━━ Data for processing

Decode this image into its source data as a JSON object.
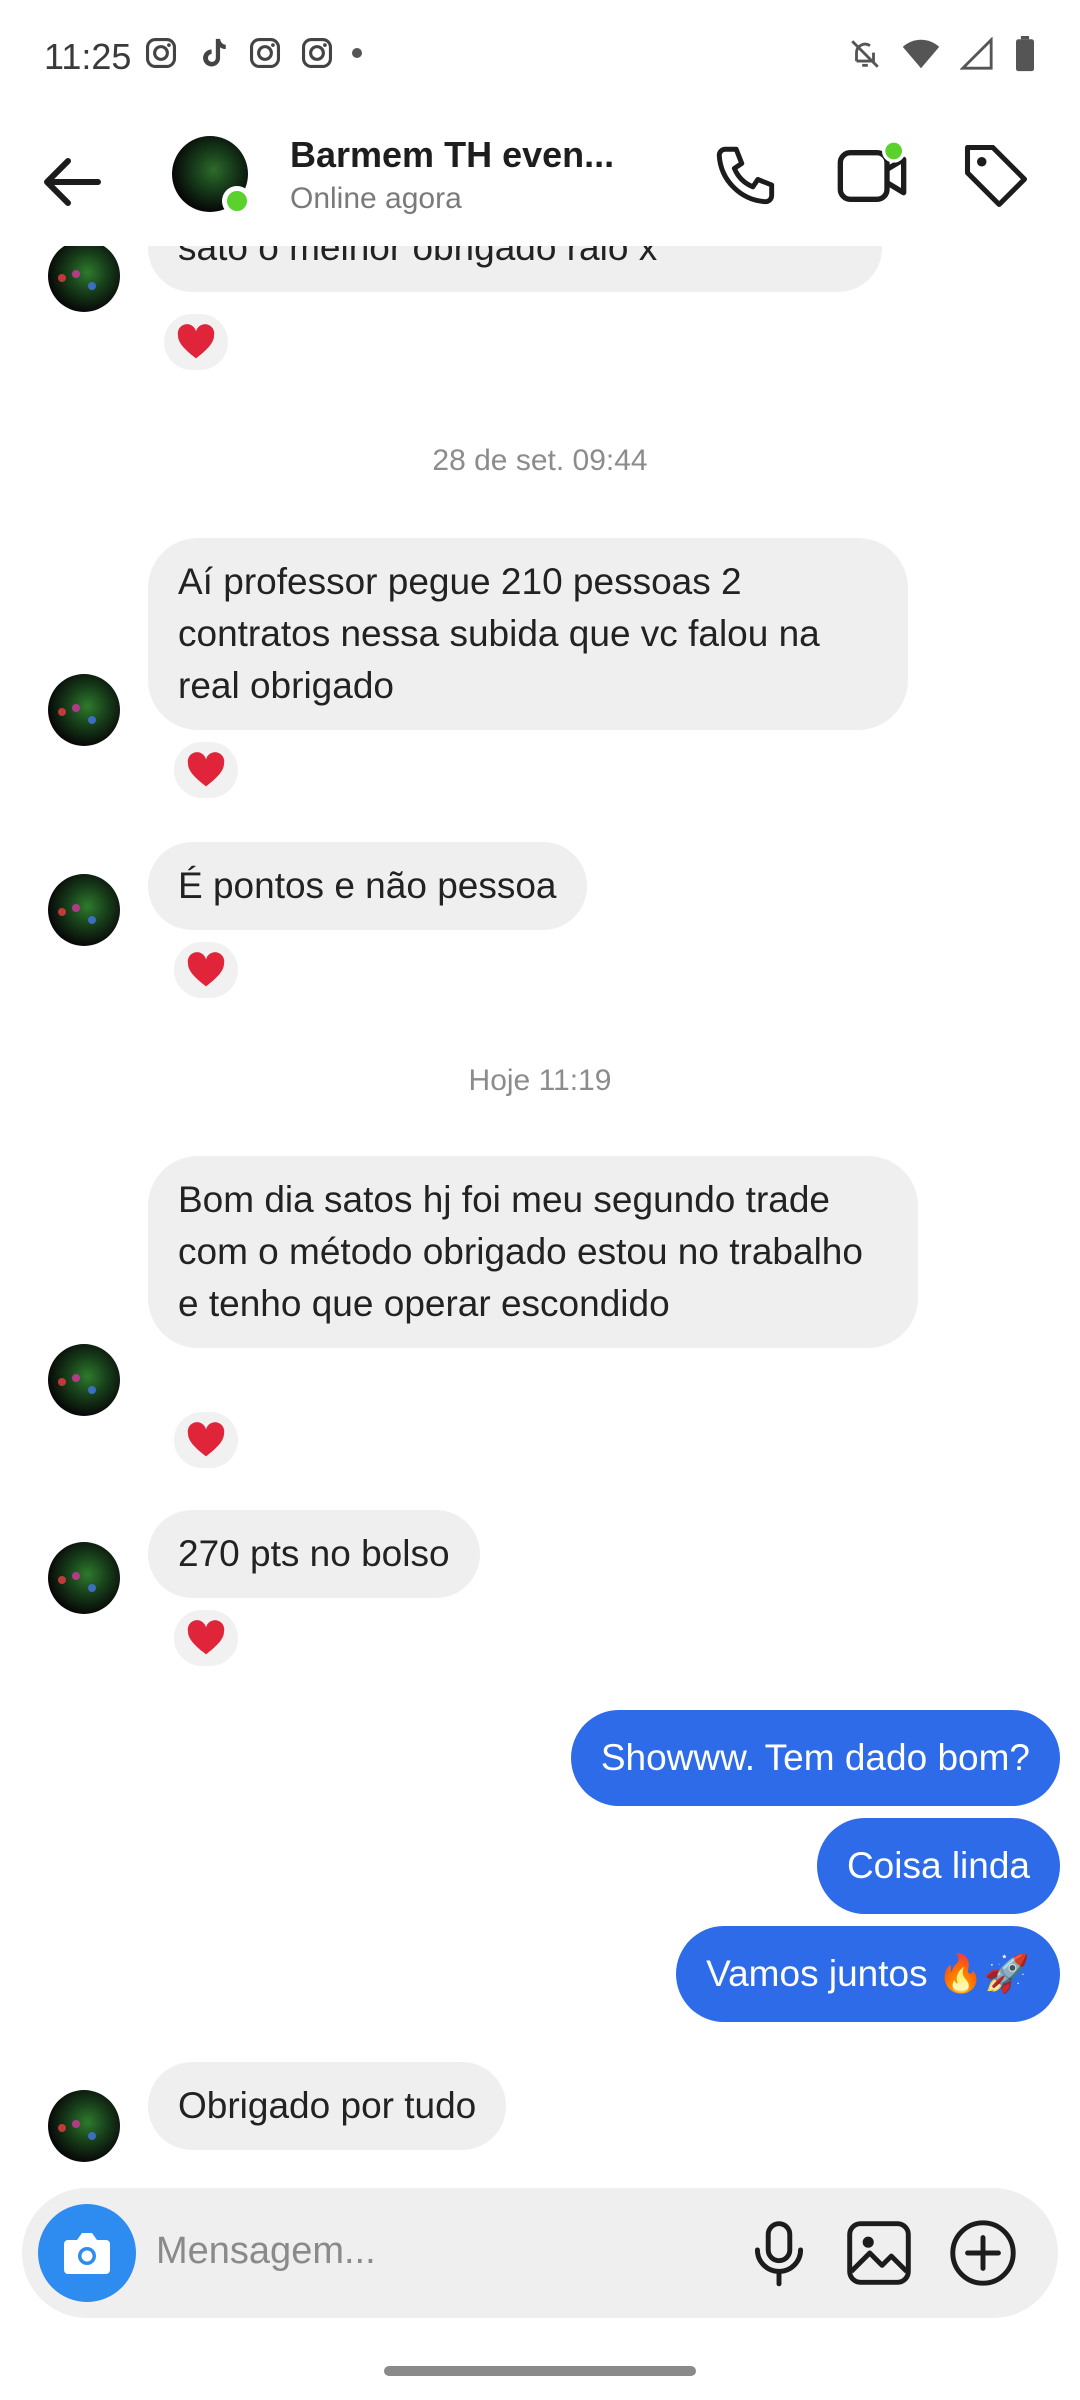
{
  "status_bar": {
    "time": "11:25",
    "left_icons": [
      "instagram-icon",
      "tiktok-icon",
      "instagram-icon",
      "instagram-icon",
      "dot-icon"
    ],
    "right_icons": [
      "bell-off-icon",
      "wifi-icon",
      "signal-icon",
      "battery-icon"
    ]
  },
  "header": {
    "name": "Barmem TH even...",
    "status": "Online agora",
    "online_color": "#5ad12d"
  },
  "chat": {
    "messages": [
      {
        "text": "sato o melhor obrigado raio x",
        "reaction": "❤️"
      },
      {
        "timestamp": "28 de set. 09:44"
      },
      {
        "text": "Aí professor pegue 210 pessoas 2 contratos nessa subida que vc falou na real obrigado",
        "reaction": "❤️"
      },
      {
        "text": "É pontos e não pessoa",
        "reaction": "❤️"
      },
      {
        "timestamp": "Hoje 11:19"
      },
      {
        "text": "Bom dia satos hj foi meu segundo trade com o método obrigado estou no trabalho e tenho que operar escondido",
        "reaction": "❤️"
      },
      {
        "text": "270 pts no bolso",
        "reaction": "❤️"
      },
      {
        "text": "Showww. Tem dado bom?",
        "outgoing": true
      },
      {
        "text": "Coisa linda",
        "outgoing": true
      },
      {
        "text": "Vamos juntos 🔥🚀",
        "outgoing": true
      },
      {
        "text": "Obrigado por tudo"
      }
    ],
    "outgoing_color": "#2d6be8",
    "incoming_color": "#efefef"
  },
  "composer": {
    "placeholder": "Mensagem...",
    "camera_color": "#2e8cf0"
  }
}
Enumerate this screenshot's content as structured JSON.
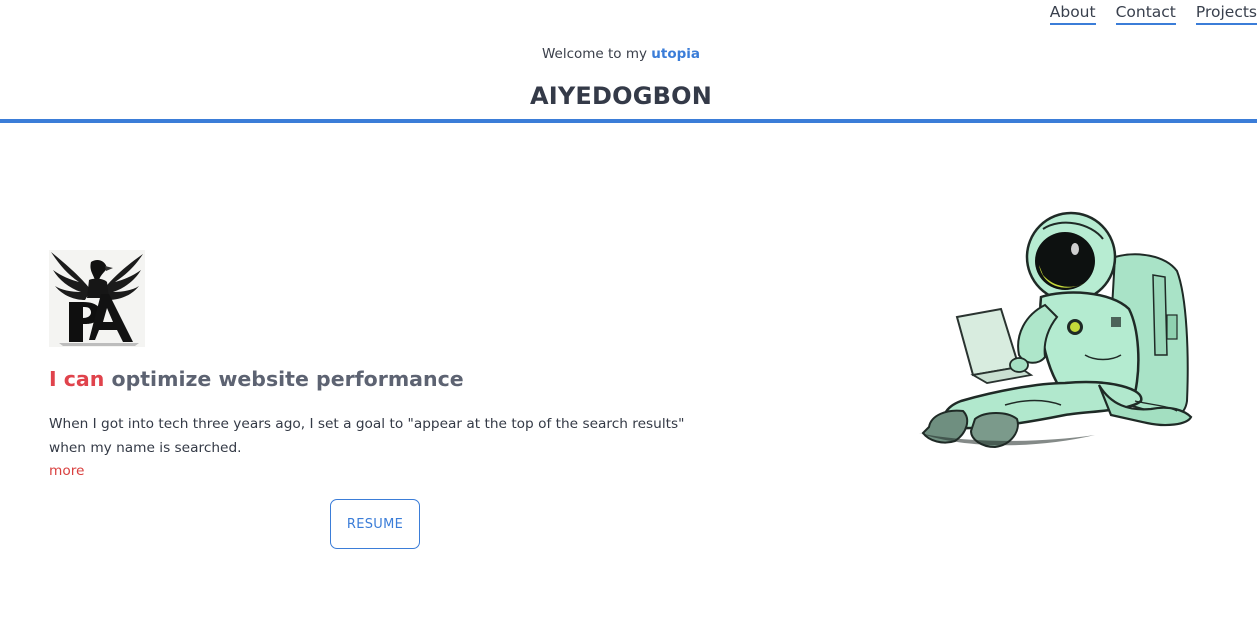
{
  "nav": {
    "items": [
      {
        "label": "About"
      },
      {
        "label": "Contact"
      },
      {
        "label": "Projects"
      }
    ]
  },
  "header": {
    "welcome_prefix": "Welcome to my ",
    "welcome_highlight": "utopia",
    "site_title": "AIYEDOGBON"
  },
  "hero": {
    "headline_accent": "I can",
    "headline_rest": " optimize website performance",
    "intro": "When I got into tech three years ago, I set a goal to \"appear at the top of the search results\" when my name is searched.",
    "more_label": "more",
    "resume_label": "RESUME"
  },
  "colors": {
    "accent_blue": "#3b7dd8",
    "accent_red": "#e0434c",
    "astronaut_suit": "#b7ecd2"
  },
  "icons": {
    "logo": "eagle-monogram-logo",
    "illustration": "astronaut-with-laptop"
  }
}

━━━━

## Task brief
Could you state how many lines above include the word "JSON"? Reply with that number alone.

## Response
2